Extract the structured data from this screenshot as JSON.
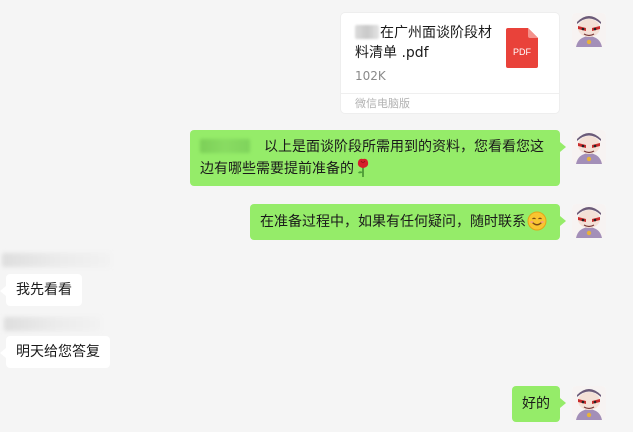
{
  "file_message": {
    "file_name": "在广州面谈阶段材料清单 .pdf",
    "file_size": "102K",
    "source": "微信电脑版",
    "icon_label": "PDF",
    "icon": "pdf-file-icon"
  },
  "messages": [
    {
      "side": "right",
      "text": "以上是面谈阶段所需用到的资料，您看看您这边有哪些需要提前准备的",
      "emoji": "rose-icon"
    },
    {
      "side": "right",
      "text": "在准备过程中，如果有任何疑问，随时联系",
      "emoji": "smile-icon"
    },
    {
      "side": "left",
      "text": "我先看看"
    },
    {
      "side": "left",
      "text": "明天给您答复"
    },
    {
      "side": "right",
      "text": "好的"
    }
  ],
  "colors": {
    "background": "#f5f5f5",
    "self_bubble": "#95ec69",
    "other_bubble": "#ffffff",
    "pdf_red": "#e9423a"
  }
}
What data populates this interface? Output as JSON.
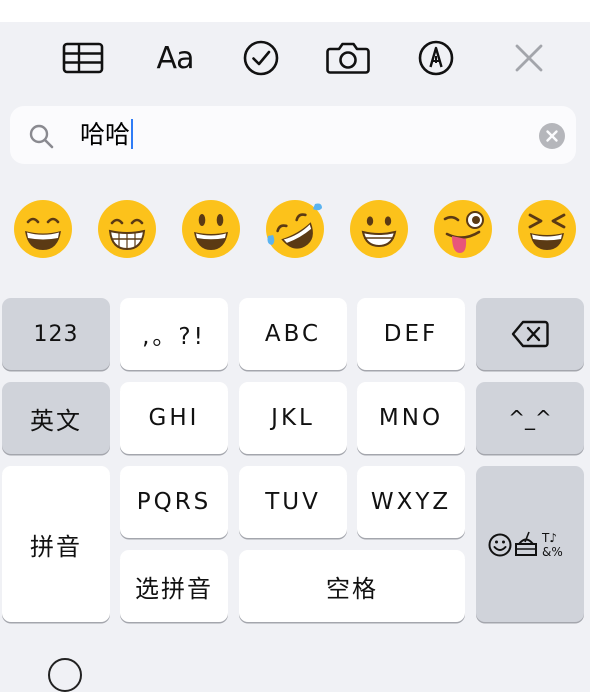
{
  "toolbar": {
    "format_label": "Aa",
    "icons": [
      "table-icon",
      "text-format-icon",
      "checklist-icon",
      "camera-icon",
      "markup-pen-icon",
      "close-icon"
    ]
  },
  "search": {
    "value": "哈哈"
  },
  "emoji_suggestions": [
    {
      "name": "grinning-smiling-eyes-emoji"
    },
    {
      "name": "beaming-face-emoji"
    },
    {
      "name": "grinning-face-big-eyes-emoji"
    },
    {
      "name": "rolling-on-floor-laughing-emoji"
    },
    {
      "name": "grinning-face-emoji"
    },
    {
      "name": "winking-tongue-emoji"
    },
    {
      "name": "squinting-face-emoji"
    }
  ],
  "keyboard": {
    "numbers_key": "123",
    "punct_key": ",。?!",
    "abc_key": "ABC",
    "def_key": "DEF",
    "delete_icon": "delete-icon",
    "english_key": "英文",
    "ghi_key": "GHI",
    "jkl_key": "JKL",
    "mno_key": "MNO",
    "emoticon_key": "^_^",
    "pinyin_key": "拼音",
    "pqrs_key": "PQRS",
    "tuv_key": "TUV",
    "wxyz_key": "WXYZ",
    "select_pinyin_key": "选拼音",
    "space_key": "空格",
    "symbols_key_icons": [
      "smiley-icon",
      "food-icon",
      "symbols-icon"
    ]
  }
}
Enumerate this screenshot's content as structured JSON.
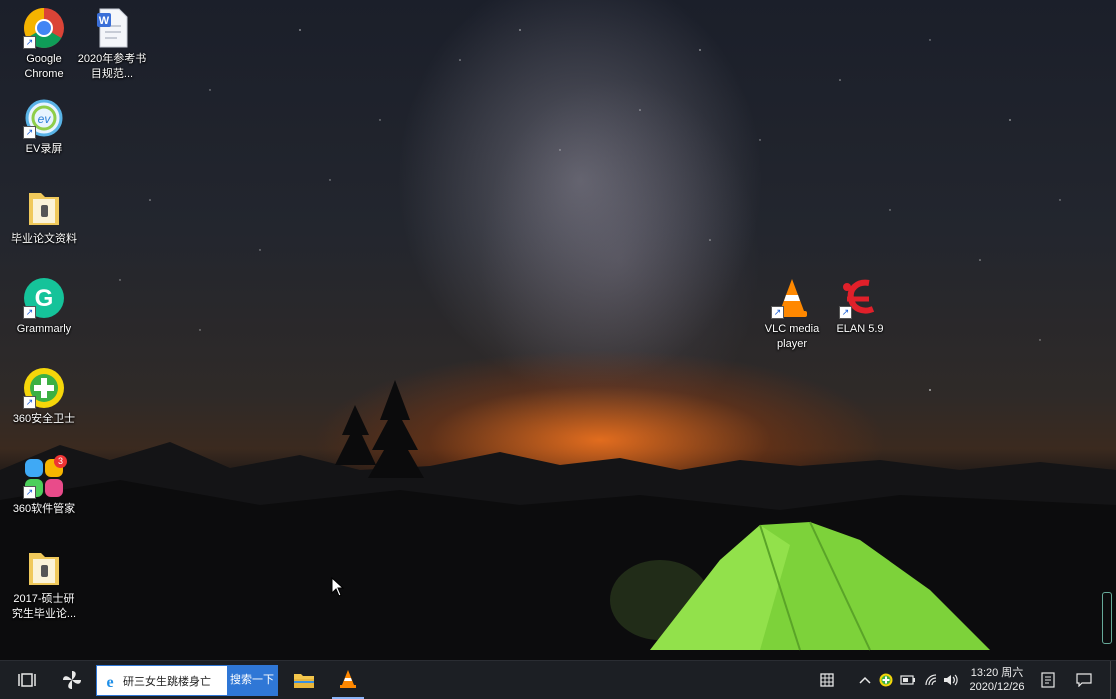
{
  "desktop_icons": [
    {
      "label": "Google Chrome",
      "icon": "chrome-icon"
    },
    {
      "label": "2020年参考书目规范...",
      "icon": "word-document-icon"
    },
    {
      "label": "EV录屏",
      "icon": "ev-recorder-icon"
    },
    {
      "label": "毕业论文资料",
      "icon": "folder-icon"
    },
    {
      "label": "Grammarly",
      "icon": "grammarly-icon"
    },
    {
      "label": "360安全卫士",
      "icon": "360-security-icon"
    },
    {
      "label": "360软件管家",
      "icon": "360-software-manager-icon"
    },
    {
      "label": "2017-硕士研究生毕业论...",
      "icon": "folder-icon"
    },
    {
      "label": "VLC media player",
      "icon": "vlc-icon"
    },
    {
      "label": "ELAN 5.9",
      "icon": "elan-icon"
    }
  ],
  "badge_360_software": "3",
  "taskbar": {
    "search_text": "研三女生跳楼身亡",
    "search_button": "搜索一下",
    "time": "13:20 周六",
    "date": "2020/12/26",
    "pinned": [
      "task-view-icon",
      "pinwheel-icon",
      "ie-icon",
      "file-explorer-icon",
      "vlc-icon"
    ],
    "tray": [
      "apps-grid-icon",
      "chevron-up-icon",
      "360-tray-icon",
      "battery-icon",
      "wifi-icon",
      "volume-icon",
      "notes-icon",
      "notifications-icon"
    ]
  },
  "colors": {
    "tent": "#7dd23a",
    "sky_glow": "#ff7a1e",
    "taskbar": "#1c1f24",
    "search_button": "#2f77d6"
  }
}
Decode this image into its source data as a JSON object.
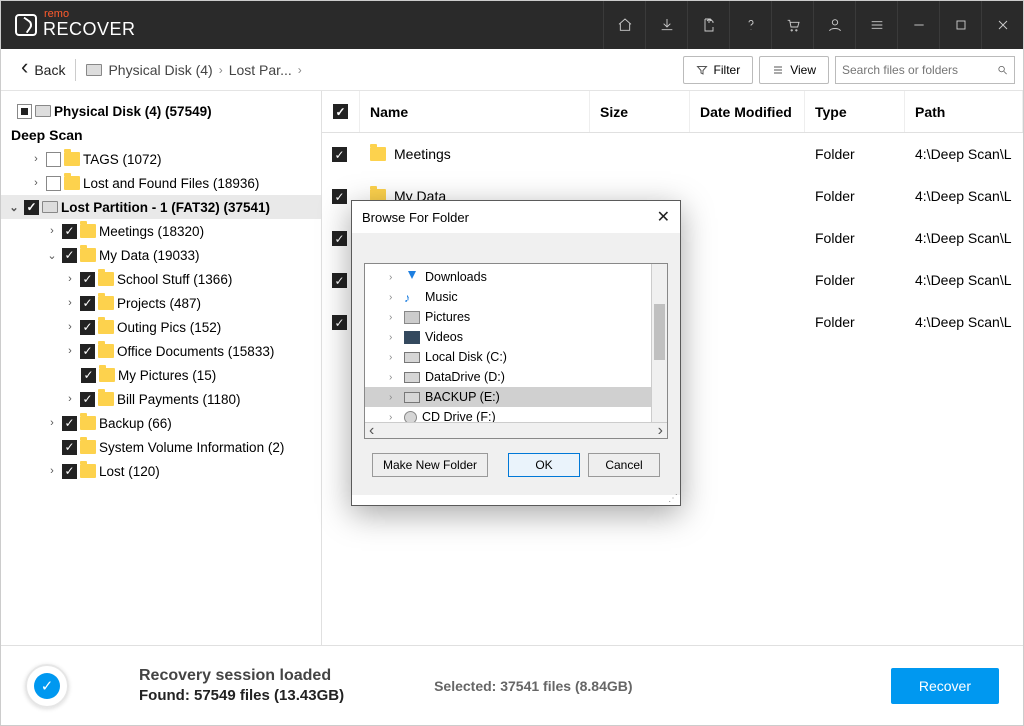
{
  "brand": {
    "top": "remo",
    "main": "RECOVER"
  },
  "toolbar": {
    "back": "Back",
    "crumb1": "Physical Disk (4)",
    "crumb2": "Lost Par...",
    "filter": "Filter",
    "view": "View",
    "search_placeholder": "Search files or folders"
  },
  "sidebar": {
    "root": "Physical Disk (4) (57549)",
    "deep_scan": "Deep Scan",
    "items": [
      {
        "label": "TAGS (1072)"
      },
      {
        "label": "Lost and Found Files (18936)"
      },
      {
        "label": "Lost Partition - 1 (FAT32) (37541)"
      },
      {
        "label": "Meetings (18320)"
      },
      {
        "label": "My Data (19033)"
      },
      {
        "label": "School Stuff (1366)"
      },
      {
        "label": "Projects (487)"
      },
      {
        "label": "Outing Pics (152)"
      },
      {
        "label": "Office Documents (15833)"
      },
      {
        "label": "My Pictures (15)"
      },
      {
        "label": "Bill Payments (1180)"
      },
      {
        "label": "Backup (66)"
      },
      {
        "label": "System Volume Information (2)"
      },
      {
        "label": "Lost (120)"
      }
    ]
  },
  "columns": {
    "name": "Name",
    "size": "Size",
    "date": "Date Modified",
    "type": "Type",
    "path": "Path"
  },
  "rows": [
    {
      "name": "Meetings",
      "type": "Folder",
      "path": "4:\\Deep Scan\\L"
    },
    {
      "name": "My Data",
      "type": "Folder",
      "path": "4:\\Deep Scan\\L"
    },
    {
      "name": "",
      "type": "Folder",
      "path": "4:\\Deep Scan\\L"
    },
    {
      "name": "",
      "type": "Folder",
      "path": "4:\\Deep Scan\\L"
    },
    {
      "name": "",
      "type": "Folder",
      "path": "4:\\Deep Scan\\L"
    }
  ],
  "dialog": {
    "title": "Browse For Folder",
    "items": [
      {
        "label": "Downloads",
        "kind": "dl"
      },
      {
        "label": "Music",
        "kind": "music"
      },
      {
        "label": "Pictures",
        "kind": "pic"
      },
      {
        "label": "Videos",
        "kind": "vid"
      },
      {
        "label": "Local Disk (C:)",
        "kind": "drv"
      },
      {
        "label": "DataDrive (D:)",
        "kind": "drv"
      },
      {
        "label": "BACKUP (E:)",
        "kind": "drv",
        "selected": true
      },
      {
        "label": "CD Drive (F:)",
        "kind": "cd"
      }
    ],
    "make": "Make New Folder",
    "ok": "OK",
    "cancel": "Cancel"
  },
  "status": {
    "line1": "Recovery session loaded",
    "line2": "Found: 57549 files (13.43GB)",
    "selected": "Selected: 37541 files (8.84GB)",
    "recover": "Recover"
  }
}
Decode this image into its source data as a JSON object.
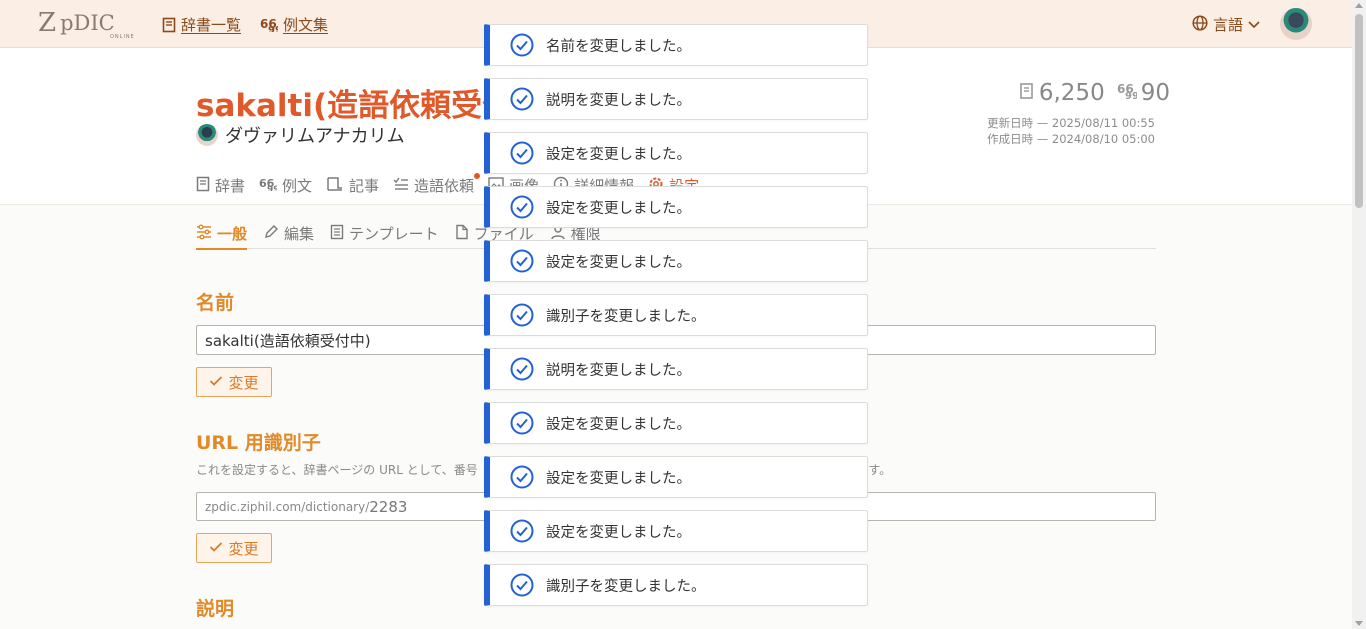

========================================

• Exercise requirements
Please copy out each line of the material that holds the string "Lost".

• Answer to this exercise
    "crumb2": "Lost Par...",
        "label": "Lost and Found Files (18936)"
        "label": "Lost Partition - 1 (FAT32) (37541)"
        "label": "Lost (120)"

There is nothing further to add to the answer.